**TASK DETAILS:**
In the listing below, locate the lines bearing the word "kind". Copy every one of them.

**DATA IN THIS EXERCISE:**
=-=-=

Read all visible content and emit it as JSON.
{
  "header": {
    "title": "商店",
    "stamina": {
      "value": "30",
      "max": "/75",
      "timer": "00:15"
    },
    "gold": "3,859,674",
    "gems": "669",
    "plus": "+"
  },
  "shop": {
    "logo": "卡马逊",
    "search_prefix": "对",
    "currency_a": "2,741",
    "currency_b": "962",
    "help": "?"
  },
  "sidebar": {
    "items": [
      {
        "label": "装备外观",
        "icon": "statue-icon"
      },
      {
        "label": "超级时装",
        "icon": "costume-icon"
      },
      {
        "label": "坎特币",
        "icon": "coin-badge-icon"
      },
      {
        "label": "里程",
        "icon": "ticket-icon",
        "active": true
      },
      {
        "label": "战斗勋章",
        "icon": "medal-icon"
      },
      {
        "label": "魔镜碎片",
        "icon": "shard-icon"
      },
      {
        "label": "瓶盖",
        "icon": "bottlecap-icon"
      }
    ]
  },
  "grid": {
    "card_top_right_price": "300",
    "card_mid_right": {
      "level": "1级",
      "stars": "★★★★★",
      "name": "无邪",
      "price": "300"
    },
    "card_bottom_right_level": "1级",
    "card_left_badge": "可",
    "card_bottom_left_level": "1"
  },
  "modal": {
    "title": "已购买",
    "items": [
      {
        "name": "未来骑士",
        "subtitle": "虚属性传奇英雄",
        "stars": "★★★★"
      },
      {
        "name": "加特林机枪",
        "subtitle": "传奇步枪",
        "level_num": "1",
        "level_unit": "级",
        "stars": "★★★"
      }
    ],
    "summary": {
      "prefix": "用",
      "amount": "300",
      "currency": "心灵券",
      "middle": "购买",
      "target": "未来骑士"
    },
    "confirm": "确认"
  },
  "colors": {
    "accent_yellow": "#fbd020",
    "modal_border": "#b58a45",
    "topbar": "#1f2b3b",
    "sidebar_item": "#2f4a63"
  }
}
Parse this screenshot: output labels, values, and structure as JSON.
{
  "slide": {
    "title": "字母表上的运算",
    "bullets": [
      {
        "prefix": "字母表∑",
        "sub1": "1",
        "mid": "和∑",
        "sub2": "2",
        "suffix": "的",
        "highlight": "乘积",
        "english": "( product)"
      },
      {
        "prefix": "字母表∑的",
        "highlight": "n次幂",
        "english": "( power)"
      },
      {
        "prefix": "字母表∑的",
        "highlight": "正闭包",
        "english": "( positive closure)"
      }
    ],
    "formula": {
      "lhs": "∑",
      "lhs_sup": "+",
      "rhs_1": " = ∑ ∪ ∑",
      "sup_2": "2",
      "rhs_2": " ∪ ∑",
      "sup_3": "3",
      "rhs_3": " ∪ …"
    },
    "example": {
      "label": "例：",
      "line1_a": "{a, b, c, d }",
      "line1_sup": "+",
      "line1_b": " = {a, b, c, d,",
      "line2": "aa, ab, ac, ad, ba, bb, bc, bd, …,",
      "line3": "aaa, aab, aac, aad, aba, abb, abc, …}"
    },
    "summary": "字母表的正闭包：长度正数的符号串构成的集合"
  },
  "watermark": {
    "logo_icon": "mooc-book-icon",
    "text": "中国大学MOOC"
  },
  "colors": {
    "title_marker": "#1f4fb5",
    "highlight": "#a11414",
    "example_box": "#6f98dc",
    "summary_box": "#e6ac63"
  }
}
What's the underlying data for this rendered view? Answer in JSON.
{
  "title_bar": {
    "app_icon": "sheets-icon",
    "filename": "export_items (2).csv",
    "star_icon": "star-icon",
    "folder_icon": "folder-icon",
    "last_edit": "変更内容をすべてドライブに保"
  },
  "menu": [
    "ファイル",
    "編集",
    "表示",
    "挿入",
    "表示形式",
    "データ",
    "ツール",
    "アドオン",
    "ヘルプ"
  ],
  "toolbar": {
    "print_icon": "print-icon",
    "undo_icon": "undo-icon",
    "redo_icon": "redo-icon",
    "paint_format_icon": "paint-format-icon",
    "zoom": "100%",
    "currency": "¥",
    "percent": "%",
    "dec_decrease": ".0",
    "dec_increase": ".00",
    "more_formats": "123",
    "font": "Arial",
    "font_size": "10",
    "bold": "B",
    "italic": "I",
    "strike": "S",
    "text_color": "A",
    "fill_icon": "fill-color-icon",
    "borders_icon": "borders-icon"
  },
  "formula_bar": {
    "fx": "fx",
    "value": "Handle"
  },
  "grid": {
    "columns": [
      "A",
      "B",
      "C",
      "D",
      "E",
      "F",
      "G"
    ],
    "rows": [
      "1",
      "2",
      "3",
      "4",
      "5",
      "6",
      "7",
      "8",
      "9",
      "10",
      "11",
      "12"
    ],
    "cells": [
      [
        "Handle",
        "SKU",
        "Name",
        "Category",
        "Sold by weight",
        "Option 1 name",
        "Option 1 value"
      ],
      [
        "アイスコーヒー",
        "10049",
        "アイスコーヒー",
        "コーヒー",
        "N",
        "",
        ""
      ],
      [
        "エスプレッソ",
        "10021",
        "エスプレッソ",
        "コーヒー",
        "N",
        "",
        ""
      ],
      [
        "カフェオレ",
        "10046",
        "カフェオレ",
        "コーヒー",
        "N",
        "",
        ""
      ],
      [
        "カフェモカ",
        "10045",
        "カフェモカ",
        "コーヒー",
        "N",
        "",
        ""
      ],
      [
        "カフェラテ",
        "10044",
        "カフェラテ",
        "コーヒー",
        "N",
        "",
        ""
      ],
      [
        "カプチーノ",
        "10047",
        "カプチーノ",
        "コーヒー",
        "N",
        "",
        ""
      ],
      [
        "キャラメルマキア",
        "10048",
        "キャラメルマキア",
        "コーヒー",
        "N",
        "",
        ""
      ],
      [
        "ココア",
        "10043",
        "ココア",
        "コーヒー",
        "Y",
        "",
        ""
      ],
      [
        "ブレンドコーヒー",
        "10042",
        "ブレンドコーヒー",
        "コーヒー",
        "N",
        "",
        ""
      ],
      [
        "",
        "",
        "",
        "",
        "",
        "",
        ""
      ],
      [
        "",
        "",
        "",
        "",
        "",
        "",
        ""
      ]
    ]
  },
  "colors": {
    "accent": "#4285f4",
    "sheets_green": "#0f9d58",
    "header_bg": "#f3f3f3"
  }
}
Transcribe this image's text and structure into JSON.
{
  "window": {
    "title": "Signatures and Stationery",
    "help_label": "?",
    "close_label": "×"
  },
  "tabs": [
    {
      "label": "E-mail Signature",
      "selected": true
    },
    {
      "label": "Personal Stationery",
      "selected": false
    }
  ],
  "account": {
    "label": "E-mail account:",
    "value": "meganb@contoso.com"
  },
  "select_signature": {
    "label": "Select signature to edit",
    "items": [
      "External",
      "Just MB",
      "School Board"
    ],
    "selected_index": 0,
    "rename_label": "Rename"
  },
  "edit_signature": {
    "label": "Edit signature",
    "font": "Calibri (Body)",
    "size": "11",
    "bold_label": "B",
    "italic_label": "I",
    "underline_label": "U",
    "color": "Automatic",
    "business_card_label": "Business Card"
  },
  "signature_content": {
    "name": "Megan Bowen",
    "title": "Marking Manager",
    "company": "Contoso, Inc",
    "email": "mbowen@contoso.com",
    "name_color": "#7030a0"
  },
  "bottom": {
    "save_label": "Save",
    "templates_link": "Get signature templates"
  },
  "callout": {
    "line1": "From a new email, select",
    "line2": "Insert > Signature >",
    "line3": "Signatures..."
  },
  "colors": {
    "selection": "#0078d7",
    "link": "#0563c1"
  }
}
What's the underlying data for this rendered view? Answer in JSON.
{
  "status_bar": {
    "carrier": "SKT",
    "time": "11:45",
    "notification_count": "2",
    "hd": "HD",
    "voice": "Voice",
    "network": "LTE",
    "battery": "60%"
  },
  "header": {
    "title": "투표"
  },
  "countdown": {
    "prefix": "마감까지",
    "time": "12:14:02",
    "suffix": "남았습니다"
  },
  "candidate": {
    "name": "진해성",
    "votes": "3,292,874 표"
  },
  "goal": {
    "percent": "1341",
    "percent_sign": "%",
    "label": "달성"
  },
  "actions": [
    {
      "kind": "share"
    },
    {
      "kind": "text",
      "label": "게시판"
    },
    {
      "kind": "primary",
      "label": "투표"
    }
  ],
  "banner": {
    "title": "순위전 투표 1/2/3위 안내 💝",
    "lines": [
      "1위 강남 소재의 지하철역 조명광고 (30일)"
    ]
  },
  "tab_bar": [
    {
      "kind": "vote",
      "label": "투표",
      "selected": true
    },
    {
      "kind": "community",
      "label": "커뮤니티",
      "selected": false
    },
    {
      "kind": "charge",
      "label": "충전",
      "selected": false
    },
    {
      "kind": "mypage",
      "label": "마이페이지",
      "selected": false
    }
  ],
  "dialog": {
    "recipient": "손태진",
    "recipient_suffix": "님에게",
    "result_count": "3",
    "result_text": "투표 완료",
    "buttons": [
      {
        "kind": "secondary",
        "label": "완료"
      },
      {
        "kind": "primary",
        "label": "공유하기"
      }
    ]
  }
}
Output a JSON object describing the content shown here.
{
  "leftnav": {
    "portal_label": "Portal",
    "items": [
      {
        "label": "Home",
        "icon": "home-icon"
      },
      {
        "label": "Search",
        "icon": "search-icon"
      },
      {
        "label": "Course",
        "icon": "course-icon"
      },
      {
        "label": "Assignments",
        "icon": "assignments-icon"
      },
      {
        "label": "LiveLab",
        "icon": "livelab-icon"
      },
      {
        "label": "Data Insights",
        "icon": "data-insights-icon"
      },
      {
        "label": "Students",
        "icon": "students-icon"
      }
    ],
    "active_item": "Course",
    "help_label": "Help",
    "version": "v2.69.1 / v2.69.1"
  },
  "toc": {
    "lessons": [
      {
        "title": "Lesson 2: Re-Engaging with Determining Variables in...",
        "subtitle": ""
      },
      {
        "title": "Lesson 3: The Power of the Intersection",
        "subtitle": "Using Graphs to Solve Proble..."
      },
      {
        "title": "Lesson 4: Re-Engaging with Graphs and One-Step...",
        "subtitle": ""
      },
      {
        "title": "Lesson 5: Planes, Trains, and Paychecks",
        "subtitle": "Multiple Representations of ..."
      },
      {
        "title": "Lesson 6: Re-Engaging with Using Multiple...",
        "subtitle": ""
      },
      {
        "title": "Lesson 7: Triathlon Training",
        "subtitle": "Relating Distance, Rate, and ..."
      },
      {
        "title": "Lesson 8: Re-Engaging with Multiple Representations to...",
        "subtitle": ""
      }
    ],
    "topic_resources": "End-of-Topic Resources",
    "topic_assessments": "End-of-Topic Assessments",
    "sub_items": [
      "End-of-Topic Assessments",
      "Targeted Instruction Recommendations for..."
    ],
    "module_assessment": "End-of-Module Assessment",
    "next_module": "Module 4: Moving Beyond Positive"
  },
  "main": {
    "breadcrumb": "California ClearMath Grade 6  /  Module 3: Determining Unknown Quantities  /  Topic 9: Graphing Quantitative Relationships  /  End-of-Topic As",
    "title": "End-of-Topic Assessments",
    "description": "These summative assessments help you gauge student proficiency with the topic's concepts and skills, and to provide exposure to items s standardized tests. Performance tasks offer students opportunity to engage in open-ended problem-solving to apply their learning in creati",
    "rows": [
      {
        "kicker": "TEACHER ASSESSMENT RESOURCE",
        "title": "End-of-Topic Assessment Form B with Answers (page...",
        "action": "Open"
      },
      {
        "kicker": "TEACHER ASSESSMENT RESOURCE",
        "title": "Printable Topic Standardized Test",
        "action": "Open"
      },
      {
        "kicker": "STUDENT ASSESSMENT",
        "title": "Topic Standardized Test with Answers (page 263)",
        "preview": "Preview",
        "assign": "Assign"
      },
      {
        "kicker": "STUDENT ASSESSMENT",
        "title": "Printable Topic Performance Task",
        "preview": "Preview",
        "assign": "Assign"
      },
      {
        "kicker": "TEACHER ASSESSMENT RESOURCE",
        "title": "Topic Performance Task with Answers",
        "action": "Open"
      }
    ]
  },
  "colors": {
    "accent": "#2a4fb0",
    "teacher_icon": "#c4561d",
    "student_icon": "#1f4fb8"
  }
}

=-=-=

**ANSWER TO THIS TASK:**
      "kind": "share"
      "kind": "text",
      "kind": "primary",
      "kind": "vote",
      "kind": "community",
      "kind": "charge",
      "kind": "mypage",
        "kind": "secondary",
        "kind": "primary",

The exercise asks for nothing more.